Plants of the Week: June 19
As you walk along the inner courtyard of Worth Hall you will notice a tall shrub with plentiful bright red flowers: Pomegranate. Scott has four of these ornamental shrubs spread about campus. They will not begin fruiting until the beginning of the fall semester but their flower show is not to be missed.
Punica granatum is endemic to the region of modern-day Iran, so it is drought-resistant and prefers dry soils. In wet soil, fungal infections will cause root decay. Pomegranates can withstand frosts to around 10 degrees Fahrenheit, so be wary of any cold fronts that come through. As pomegranates mature, they develop a unique, sculpture-like branching habit, adding to their effect as a flashy eye-catcher. Do not count on replacing one anytime soon; pomegranates can live for over 200 years.
Punica granatum can be propagated very well from seed, although most breeders will use rooted cuttings so that there is no variation in the fruiting habit of the new shrub. The ease with which cuttings can be grown, coupled with its ornamental growth and long life has made the pomegranate a common choice for bonsai. Photo credit: R. Robert
As you pull into the the visitor parking for the Scott Arboretum look to your left. There you will find a Mahonia japonica nestled into a Carex bed. There are Mahonias all over campus, each displaying the characteristic features which inspired the common name, holly-grape.
Mahonia japonica is an evergreen shrub with long pinnate leaves. Each leaf has six to eight pairs of opposite, holly-shaped leaflets. The leaflets are as sharp as holly leaves, and can hurt when brushed against. Give M. japonica plenty of space when you plant it.
Holly-grape shrubs provide year round entertainment between their foliage and fruiting habits. They develop inflorescences of small yellow flowers in autumn and keep them through winter and into spring.

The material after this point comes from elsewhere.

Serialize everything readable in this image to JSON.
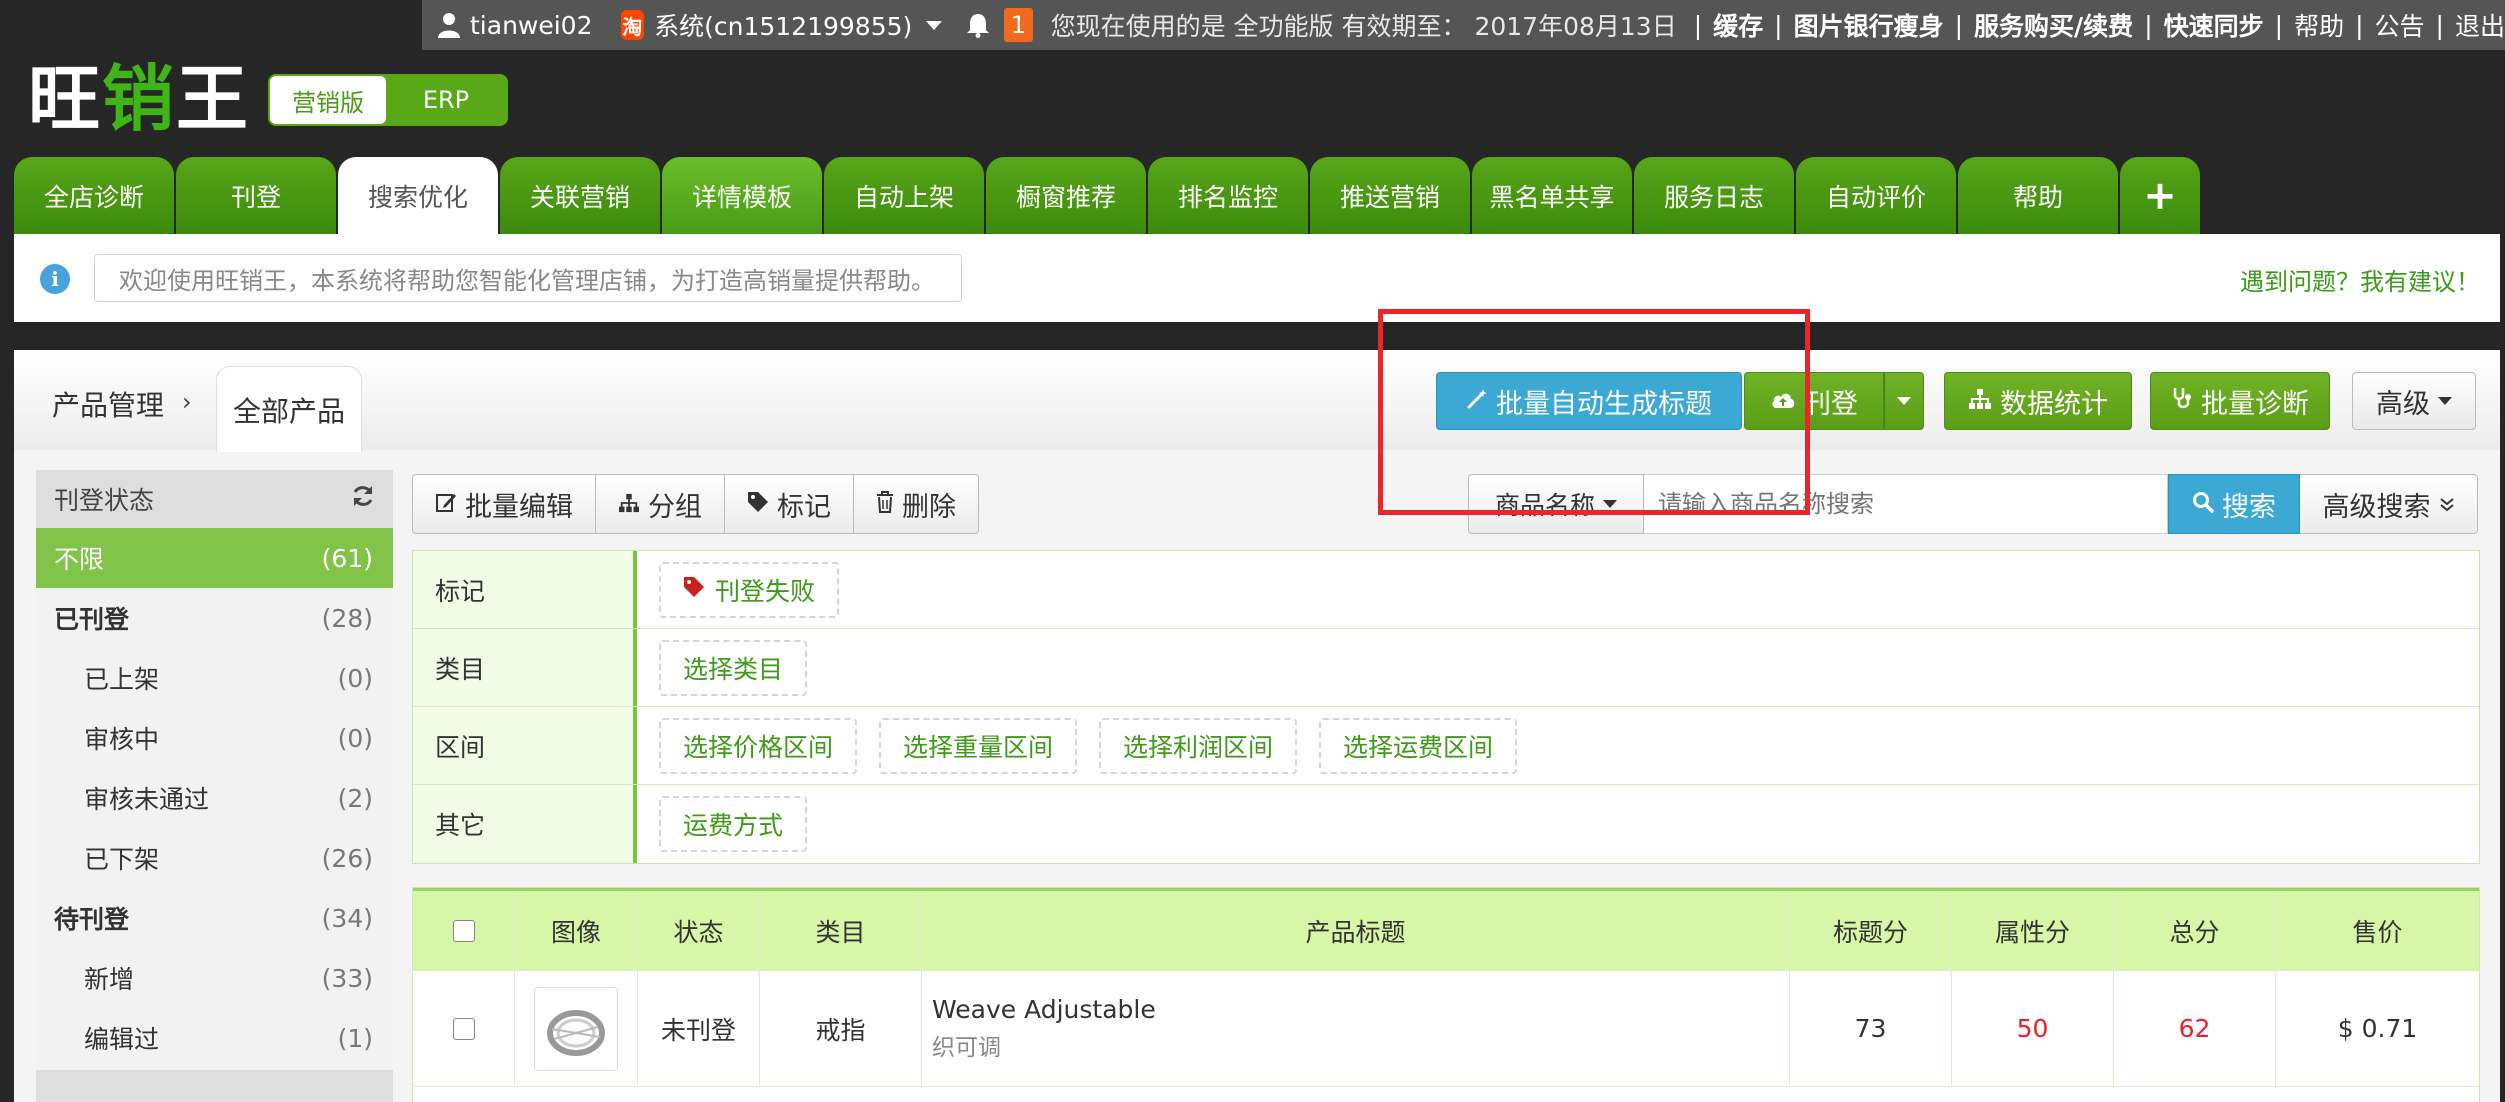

These bee pollinated flowers give way to fantastic blue droops of berries in late spring which contrast brilliantly against their reddish stems. Photo credit: R. Robert
Acer palmatum ‘Waterfall’
Two Acer palmatum ‘Waterfall’ stand guard outside the McCabe Library. These Japanese maples attract attention because they do not have the usual reddish foliage. The leaves of ‘Waterfall’ are a bright fluorescent green. Come autumn, all of the foliage will turn vibrant shades of orange. The tree displays a beautiful weeping habit and never gets much taller than eight feet. It likes partial shade, making it a nice tree to plant under the more commanding trees in your garden, or along the side of your house.
Like other low-growing weeping plants, Acer palmatum ‘Waterfall’ requires a close eye and occasional pruning to avoid its encroaching on other features. Maintaining a good watering schedule is especially important for a newly planted tree. Photo credit: R. Robert